Google’s recent announcement that it had snapped up Motorola Mobility for a cool $12.5bn cash has techie types all a-quiver. Top smartphone and tablet manufacturers that use Google’s Android operating system to power their devices have put on their game faces following the announcement. However, many pundits have speculated that they're collectively bricking it (our words, not theirs).
The popularity of QR Codes is on the rise, but still a lot of people don't quite understand what they are.
Poor old Bluetooth. For a while now it’s been misappropriated by loud, shouty types stomping up the high street fog-horning ‘Buy! Buy! SELL!’ into their ear pieces. We here at Anthill -- with a liberal dollop of help from the delightful folk at Intel -- would like to reclaim Bluetooth as much more than just a conduit for idiots.
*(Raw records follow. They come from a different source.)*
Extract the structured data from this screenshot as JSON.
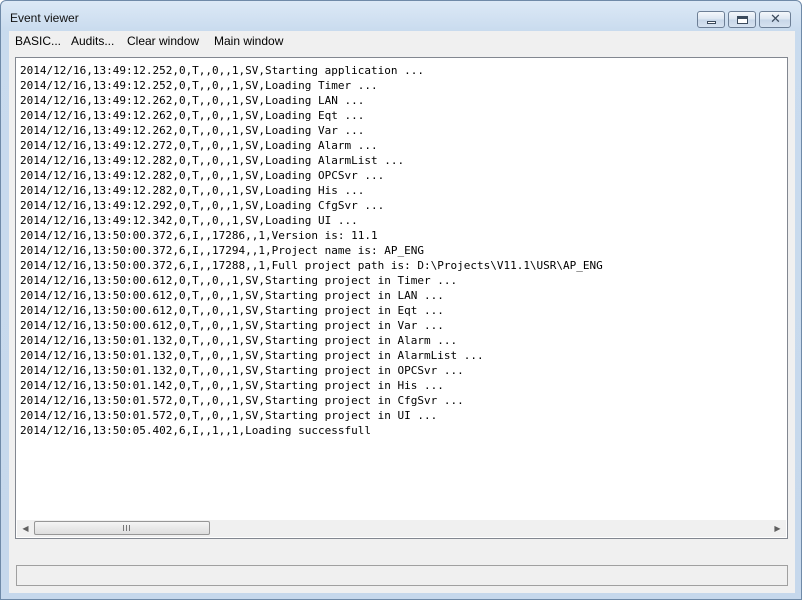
{
  "window": {
    "title": "Event viewer",
    "controls": {
      "minimize": "minimize",
      "maximize": "maximize",
      "close": "✕"
    }
  },
  "menu": {
    "items": [
      {
        "label": "BASIC..."
      },
      {
        "label": "Audits..."
      },
      {
        "label": "Clear window"
      },
      {
        "label": "Main window"
      }
    ]
  },
  "log": {
    "lines": [
      "2014/12/16,13:49:12.252,0,T,,0,,1,SV,Starting application ...",
      "2014/12/16,13:49:12.252,0,T,,0,,1,SV,Loading Timer ...",
      "2014/12/16,13:49:12.262,0,T,,0,,1,SV,Loading LAN ...",
      "2014/12/16,13:49:12.262,0,T,,0,,1,SV,Loading Eqt ...",
      "2014/12/16,13:49:12.262,0,T,,0,,1,SV,Loading Var ...",
      "2014/12/16,13:49:12.272,0,T,,0,,1,SV,Loading Alarm ...",
      "2014/12/16,13:49:12.282,0,T,,0,,1,SV,Loading AlarmList ...",
      "2014/12/16,13:49:12.282,0,T,,0,,1,SV,Loading OPCSvr ...",
      "2014/12/16,13:49:12.282,0,T,,0,,1,SV,Loading His ...",
      "2014/12/16,13:49:12.292,0,T,,0,,1,SV,Loading CfgSvr ...",
      "2014/12/16,13:49:12.342,0,T,,0,,1,SV,Loading UI ...",
      "2014/12/16,13:50:00.372,6,I,,17286,,1,Version is: 11.1",
      "2014/12/16,13:50:00.372,6,I,,17294,,1,Project name is: AP_ENG",
      "2014/12/16,13:50:00.372,6,I,,17288,,1,Full project path is: D:\\Projects\\V11.1\\USR\\AP_ENG",
      "2014/12/16,13:50:00.612,0,T,,0,,1,SV,Starting project in Timer ...",
      "2014/12/16,13:50:00.612,0,T,,0,,1,SV,Starting project in LAN ...",
      "2014/12/16,13:50:00.612,0,T,,0,,1,SV,Starting project in Eqt ...",
      "2014/12/16,13:50:00.612,0,T,,0,,1,SV,Starting project in Var ...",
      "2014/12/16,13:50:01.132,0,T,,0,,1,SV,Starting project in Alarm ...",
      "2014/12/16,13:50:01.132,0,T,,0,,1,SV,Starting project in AlarmList ...",
      "2014/12/16,13:50:01.132,0,T,,0,,1,SV,Starting project in OPCSvr ...",
      "2014/12/16,13:50:01.142,0,T,,0,,1,SV,Starting project in His ...",
      "2014/12/16,13:50:01.572,0,T,,0,,1,SV,Starting project in CfgSvr ...",
      "2014/12/16,13:50:01.572,0,T,,0,,1,SV,Starting project in UI ...",
      "2014/12/16,13:50:05.402,6,I,,1,,1,Loading successfull"
    ]
  },
  "scrollbar": {
    "left_arrow": "◀",
    "right_arrow": "▶",
    "thumb_fraction": 0.24
  },
  "status": {
    "text": ""
  }
}
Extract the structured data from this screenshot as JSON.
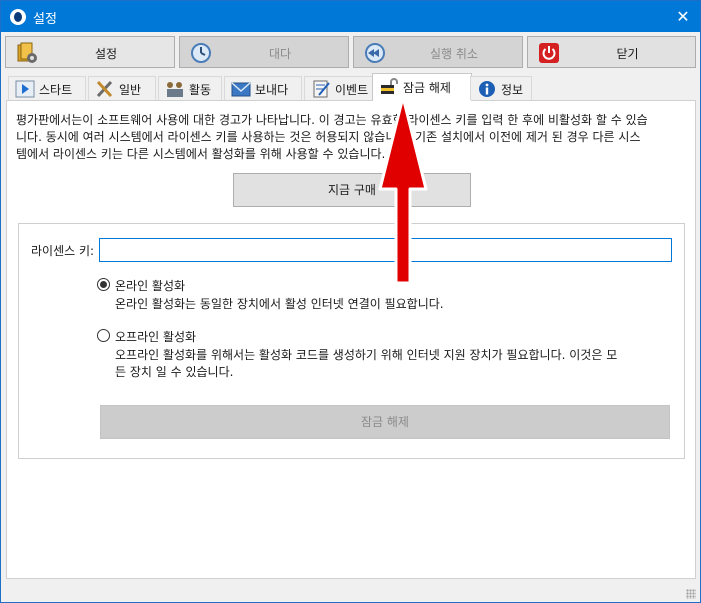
{
  "window": {
    "title": "설정",
    "close_glyph": "✕"
  },
  "toolbar": [
    {
      "label": "설정",
      "icon": "settings-icon",
      "state": "active"
    },
    {
      "label": "대다",
      "icon": "clock-icon",
      "state": "disabled"
    },
    {
      "label": "실행 취소",
      "icon": "undo-icon",
      "state": "disabled"
    },
    {
      "label": "닫기",
      "icon": "power-icon",
      "state": "normal"
    }
  ],
  "tabs": [
    {
      "label": "스타트",
      "icon": "play-icon"
    },
    {
      "label": "일반",
      "icon": "tools-icon"
    },
    {
      "label": "활동",
      "icon": "activity-icon"
    },
    {
      "label": "보내다",
      "icon": "mail-icon"
    },
    {
      "label": "이벤트",
      "icon": "notepad-icon"
    },
    {
      "label": "잠금 해제",
      "icon": "padlock-icon",
      "selected": true
    },
    {
      "label": "정보",
      "icon": "info-icon"
    }
  ],
  "unlock_panel": {
    "warning_lines": [
      "평가판에서는이 소프트웨어 사용에 대한 경고가 나타납니다. 이 경고는 유효한 라이센스 키를 입력 한 후에 비활성화 할 수 있습",
      "니다. 동시에 여러 시스템에서 라이센스 키를 사용하는 것은 허용되지 않습니다. 기존 설치에서 이전에 제거 된 경우 다른 시스",
      "템에서 라이센스 키는 다른 시스템에서 활성화를 위해 사용할 수 있습니다."
    ],
    "buy_button": "지금 구매",
    "license_key_label": "라이센스 키:",
    "license_key_value": "",
    "online": {
      "label": "온라인 활성화",
      "description": "온라인 활성화는 동일한 장치에서 활성 인터넷 연결이 필요합니다.",
      "checked": true
    },
    "offline": {
      "label": "오프라인 활성화",
      "description_lines": [
        "오프라인 활성화를 위해서는 활성화 코드를 생성하기 위해 인터넷 지원 장치가 필요합니다. 이것은 모",
        "든 장치 일 수 있습니다."
      ],
      "checked": false
    },
    "unlock_button": "잠금 해제"
  },
  "annotation": {
    "arrow_color": "#e00000",
    "arrow_outline": "#ffffff"
  }
}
Kei is the Founder and CEO of Infinita Inc, a multinational mobile research, consulting and development firm located in the heart of Tokyo. His company is one of the very few companies in Japan that covers the three business areas all under one roof, consists of a multinational team and possesses in-depth working knowledge of the world's most advanced mobile market. Their goal is to help clients across the globe create world-class services on connected devices.
Appalogues (see what they did there?), created by Brisbane company Min-i-Mags, is a smartphone application that combines old-school catalogues with new mobile technology to create a product it hopes will replace shopping catalogues -- Australia’s third largest consumer-directed advertising medium (after newspapers and TV).
Top-ranked digital marketing agency, Resource Interactive, predicts mobile devices will rewrite the retail rulebook. And fast. Plus, 68% of B2C companies in North America claiming to have acquired customers via Facebook.
A service that employs a real person to call you each day to tell you how awesome you are -- and charges $45 a month for this 'feel good' moment -- was the forehead-slapping winner of Ovum's annual Wireless Turkey Awards.
Five billion apps downloaded in 2010. A 347% jump in Twitter mobile usage. Mobile Future, a coalition of businesses, non-profits and individuals pushing for advances in wireless technology, wants us to know that mobile is going to be really, really big in 2011.